Texas Public Pension Officials Wrestle with Divestment Issue

November 21, 2007 (PLANSPONSOR.COM) - Two Texas public pension funds have yet to supply Governor Rick Perry with a plan for divesting holdings in Iran-linked companies.

Not only that, according to a San Antonio Express-News story, a key official in one of the pension programs still isn’t sure a state executive such as Perry should be getting involved in where the fund invests its assets (See   Cover: Doing the Right Thing? ).

For his part, according to the news report, Perry apparently isn’t upset that the Lone Star State’s $112.1-billion Teacher Retirement System (TRS) or the $24.7 billion Employees Retirement System (ERS) haven’t yet responded to his September call for the Iran divestment plans within 30 days (See  TX Governor Asks Pension Funds to Divest Holdings in Iran-Linked Companies ). Perry spokeswoman Krista Moody told the newspaper that the Lone Star State chief executive believes progress is being made on the issue.

Concerns Expressed

However, echoing sentiments expressed by his fellow public pension executives around the country, ERS Chairman Bill Ceverha told the Express-News he is concerned where efforts like Perry’s might ultimately lead. “Obviously, Rick Perry is not going to be governor forever. You could have a governor who is a vegetarian … and decides that we shouldn’t be investing in companies that deal with meat,” Ceverha said, according to the report.

Ceverha, who despite his reservations said the board wants to work with Perry, also expressed concern over legislatures getting involved in affecting foreign issues. “From a personal standpoint, I don’t believe these actions belong in state legislatures,” Ceverha told the newspaper. “They belong in the United States Congress and the White House.”  Similar sentiments have recently been expressed by the U.S. State Department (see  Letter Voices Administration’s Sudan Divestment Proposal Opposition ).

Ceverha also asserted that Perry “doesn’t really have the legal status” to direct the board to make such changes. “I can tell you there is not a lot of enthusiasm for this effort,” Ceverha said. “Those funds don’t belong to the state. They belong to the employees and the retirees, and they want to see the best results.” (See  Public Pension Fund Divestment: A Fiduciary Risk? ).

Perry has argued that aid the action is warranted because Iran “is an epicenter for terrorist activity.” The Legislature also this year approved, and Perry signed, a measure directing the pension funds to get rid of holdings in companies doing business in Sudan (See  Texas House Approves Sudan Divestment Bill ).

Taking up the Issue

Ceverha’s reservations aside, that doesn’t mean divestment won’t happen, however.
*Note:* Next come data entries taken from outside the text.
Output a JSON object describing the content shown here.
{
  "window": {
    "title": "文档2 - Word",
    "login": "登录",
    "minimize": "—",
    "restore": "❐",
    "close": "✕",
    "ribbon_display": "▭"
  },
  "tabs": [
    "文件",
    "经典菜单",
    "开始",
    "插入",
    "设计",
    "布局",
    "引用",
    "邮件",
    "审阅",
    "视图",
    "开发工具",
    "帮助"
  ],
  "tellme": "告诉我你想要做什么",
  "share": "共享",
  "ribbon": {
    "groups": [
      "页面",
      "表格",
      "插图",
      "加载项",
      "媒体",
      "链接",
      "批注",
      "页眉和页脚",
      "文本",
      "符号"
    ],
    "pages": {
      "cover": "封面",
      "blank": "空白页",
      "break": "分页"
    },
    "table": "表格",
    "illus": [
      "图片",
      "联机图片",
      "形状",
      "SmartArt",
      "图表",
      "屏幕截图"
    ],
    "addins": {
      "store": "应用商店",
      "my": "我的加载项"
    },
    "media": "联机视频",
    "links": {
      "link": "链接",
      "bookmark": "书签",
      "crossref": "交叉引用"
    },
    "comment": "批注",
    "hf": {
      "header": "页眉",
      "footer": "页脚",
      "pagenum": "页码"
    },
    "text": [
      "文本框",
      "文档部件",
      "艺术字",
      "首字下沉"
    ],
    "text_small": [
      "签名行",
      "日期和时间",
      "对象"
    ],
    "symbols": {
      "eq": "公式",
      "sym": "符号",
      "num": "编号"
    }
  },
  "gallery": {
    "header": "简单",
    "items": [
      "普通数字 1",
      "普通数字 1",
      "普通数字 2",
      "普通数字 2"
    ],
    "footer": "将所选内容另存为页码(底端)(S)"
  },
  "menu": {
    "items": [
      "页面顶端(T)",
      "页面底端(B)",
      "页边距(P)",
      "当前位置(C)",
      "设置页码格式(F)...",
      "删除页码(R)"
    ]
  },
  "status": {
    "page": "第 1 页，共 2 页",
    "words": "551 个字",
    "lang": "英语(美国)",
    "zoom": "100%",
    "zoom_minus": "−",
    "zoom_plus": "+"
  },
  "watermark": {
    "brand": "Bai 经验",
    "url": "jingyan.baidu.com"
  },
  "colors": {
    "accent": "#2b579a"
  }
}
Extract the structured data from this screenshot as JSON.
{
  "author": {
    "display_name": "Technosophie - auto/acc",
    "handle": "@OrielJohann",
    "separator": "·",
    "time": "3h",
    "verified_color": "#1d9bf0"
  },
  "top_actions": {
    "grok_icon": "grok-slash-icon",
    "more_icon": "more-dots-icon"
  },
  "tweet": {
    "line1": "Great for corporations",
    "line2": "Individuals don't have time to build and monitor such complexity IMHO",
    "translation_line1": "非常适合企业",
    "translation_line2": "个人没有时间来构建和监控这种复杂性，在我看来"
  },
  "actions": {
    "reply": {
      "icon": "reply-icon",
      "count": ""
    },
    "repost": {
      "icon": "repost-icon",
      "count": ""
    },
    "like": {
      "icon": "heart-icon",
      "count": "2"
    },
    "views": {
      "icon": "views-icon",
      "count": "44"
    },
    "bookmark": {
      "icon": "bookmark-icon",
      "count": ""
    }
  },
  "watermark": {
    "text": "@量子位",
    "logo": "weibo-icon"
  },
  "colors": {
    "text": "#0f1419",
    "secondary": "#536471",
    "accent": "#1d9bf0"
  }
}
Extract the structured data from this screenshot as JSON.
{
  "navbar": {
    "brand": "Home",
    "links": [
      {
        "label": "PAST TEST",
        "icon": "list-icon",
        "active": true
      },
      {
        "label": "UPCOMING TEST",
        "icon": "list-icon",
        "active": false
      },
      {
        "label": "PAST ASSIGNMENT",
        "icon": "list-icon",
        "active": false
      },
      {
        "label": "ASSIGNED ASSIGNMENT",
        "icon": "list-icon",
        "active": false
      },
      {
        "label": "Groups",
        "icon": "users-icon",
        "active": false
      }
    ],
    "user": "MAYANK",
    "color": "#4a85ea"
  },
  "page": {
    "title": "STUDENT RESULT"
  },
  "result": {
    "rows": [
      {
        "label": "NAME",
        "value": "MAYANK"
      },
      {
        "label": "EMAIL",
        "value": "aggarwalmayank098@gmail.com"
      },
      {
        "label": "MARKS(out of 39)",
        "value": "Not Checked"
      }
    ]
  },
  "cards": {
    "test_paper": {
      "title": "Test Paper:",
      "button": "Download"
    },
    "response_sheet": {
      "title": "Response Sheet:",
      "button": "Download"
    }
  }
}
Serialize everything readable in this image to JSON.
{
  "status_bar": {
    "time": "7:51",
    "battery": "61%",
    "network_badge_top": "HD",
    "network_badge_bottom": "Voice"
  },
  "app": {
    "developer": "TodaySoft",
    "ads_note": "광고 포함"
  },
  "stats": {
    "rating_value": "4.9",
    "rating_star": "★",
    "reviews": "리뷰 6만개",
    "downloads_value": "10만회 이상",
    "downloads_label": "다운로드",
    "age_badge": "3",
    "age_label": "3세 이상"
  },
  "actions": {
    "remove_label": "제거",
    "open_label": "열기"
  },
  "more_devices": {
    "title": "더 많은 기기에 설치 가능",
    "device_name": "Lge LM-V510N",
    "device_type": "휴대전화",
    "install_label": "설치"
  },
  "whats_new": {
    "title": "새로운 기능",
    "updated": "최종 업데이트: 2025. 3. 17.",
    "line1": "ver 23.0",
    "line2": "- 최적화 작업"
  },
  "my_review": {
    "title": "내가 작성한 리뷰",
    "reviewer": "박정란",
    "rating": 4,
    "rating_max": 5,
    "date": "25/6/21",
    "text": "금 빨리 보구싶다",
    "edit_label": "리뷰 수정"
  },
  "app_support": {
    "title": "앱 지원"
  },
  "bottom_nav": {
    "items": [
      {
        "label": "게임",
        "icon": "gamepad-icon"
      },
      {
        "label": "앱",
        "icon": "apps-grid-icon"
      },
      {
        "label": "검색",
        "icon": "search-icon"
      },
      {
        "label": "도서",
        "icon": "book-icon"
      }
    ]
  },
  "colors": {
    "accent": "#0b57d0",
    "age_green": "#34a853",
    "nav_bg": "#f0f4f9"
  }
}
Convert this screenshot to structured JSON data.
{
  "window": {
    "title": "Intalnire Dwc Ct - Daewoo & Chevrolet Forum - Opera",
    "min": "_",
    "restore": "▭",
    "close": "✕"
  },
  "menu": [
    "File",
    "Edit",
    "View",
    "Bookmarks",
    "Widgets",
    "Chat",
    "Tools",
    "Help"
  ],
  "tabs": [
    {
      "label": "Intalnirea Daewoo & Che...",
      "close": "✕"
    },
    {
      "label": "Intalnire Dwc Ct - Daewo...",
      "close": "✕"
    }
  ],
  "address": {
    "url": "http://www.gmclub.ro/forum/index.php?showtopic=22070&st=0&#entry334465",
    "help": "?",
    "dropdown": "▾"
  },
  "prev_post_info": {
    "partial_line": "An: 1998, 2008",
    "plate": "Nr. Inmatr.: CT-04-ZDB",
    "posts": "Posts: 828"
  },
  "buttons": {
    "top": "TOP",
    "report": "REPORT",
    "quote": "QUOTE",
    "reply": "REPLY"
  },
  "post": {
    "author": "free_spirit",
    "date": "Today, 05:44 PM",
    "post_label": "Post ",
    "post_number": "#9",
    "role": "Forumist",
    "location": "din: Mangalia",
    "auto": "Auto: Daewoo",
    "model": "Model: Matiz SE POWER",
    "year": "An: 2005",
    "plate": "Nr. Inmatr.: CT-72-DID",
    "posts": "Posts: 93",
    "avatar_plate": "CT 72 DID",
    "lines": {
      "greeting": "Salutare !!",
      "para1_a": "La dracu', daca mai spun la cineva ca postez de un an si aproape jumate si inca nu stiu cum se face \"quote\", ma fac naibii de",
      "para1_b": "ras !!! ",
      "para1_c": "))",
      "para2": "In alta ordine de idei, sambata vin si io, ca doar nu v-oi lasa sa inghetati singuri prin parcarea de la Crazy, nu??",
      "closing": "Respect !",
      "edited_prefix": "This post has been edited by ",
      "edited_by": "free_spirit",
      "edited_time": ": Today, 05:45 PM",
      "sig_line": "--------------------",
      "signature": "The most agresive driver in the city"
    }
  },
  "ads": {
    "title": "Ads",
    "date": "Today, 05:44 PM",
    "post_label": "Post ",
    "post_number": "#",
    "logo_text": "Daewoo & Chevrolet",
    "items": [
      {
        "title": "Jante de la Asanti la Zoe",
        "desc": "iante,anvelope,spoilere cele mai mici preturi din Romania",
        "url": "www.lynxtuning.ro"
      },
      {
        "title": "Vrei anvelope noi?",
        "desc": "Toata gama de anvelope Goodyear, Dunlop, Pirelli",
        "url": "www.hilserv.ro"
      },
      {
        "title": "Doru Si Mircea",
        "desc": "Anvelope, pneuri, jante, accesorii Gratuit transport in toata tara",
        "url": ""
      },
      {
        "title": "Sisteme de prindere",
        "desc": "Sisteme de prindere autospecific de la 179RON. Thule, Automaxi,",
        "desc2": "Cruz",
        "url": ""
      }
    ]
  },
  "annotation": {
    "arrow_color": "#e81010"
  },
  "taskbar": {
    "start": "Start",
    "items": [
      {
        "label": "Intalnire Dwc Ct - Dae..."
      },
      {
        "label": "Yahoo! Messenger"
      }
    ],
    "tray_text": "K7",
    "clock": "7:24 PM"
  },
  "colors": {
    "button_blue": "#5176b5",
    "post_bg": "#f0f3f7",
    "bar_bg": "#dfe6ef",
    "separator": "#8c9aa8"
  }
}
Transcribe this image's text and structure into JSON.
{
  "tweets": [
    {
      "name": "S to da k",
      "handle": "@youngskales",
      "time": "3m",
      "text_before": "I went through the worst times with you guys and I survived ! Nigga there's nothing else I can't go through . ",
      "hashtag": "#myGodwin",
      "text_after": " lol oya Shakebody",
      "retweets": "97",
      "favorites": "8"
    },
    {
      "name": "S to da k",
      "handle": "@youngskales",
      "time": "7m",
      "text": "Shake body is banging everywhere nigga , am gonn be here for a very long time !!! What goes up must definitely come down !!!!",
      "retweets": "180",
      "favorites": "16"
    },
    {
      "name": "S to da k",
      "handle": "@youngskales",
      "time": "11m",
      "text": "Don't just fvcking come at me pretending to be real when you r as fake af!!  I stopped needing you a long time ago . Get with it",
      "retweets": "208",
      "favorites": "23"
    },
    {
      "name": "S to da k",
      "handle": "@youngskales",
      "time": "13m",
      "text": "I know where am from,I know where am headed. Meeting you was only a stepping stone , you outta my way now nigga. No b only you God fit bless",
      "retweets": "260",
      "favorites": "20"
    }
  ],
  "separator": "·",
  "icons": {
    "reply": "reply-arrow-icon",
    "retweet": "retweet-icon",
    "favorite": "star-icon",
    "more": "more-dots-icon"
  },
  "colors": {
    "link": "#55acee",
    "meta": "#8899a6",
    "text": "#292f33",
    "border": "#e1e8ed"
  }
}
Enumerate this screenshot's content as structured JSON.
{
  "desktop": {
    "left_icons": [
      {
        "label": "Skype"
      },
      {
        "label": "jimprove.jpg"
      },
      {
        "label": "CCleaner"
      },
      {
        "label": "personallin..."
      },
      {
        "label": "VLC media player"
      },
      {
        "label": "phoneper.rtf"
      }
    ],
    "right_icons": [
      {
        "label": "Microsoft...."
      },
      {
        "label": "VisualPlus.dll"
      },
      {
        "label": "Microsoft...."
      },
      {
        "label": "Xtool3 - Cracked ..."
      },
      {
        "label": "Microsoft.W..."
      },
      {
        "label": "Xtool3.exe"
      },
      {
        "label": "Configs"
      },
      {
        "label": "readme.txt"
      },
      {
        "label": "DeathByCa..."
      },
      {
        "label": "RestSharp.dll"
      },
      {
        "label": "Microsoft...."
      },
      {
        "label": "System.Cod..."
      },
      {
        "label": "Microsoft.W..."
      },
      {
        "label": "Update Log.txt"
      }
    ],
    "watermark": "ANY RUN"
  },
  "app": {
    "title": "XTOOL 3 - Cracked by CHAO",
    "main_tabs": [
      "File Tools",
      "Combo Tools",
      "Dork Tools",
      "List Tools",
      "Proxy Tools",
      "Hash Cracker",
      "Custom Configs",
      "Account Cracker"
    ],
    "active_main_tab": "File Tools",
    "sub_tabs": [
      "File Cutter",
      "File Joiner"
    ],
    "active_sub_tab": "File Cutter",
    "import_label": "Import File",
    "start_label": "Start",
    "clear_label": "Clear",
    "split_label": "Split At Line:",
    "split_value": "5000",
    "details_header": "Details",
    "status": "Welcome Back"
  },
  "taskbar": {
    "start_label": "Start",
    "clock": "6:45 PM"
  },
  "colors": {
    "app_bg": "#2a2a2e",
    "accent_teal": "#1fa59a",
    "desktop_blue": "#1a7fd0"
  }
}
The ERS board is expected to take up the issue November. 27.  Ceverha didn’t have data on how much the ERS may have invested in companies that do business with Iran. Meanwhile, the TRS in a November 1 letter to Perry identified $778.8 million worth of holdings in 19 companies that other entities have identified as doing business with Iran.

According to the news report, the TRS board has asked staff to bring to a board meeting December 13 and 14 a list of companies that do business in Iran and criteria that could be used to develop a new investment policy, spokesman Howard Goldman told the newspaper.

TRS board member Dory A. Wiley of Dallas, a Perry appointee, told the newspaper, “Personally, I agree with the governor’s effort, and I think it’s the right thing to do. But we do have a fiduciary duty to the beneficiaries, the teachers and the members themselves, to first provide them a good diversified return.”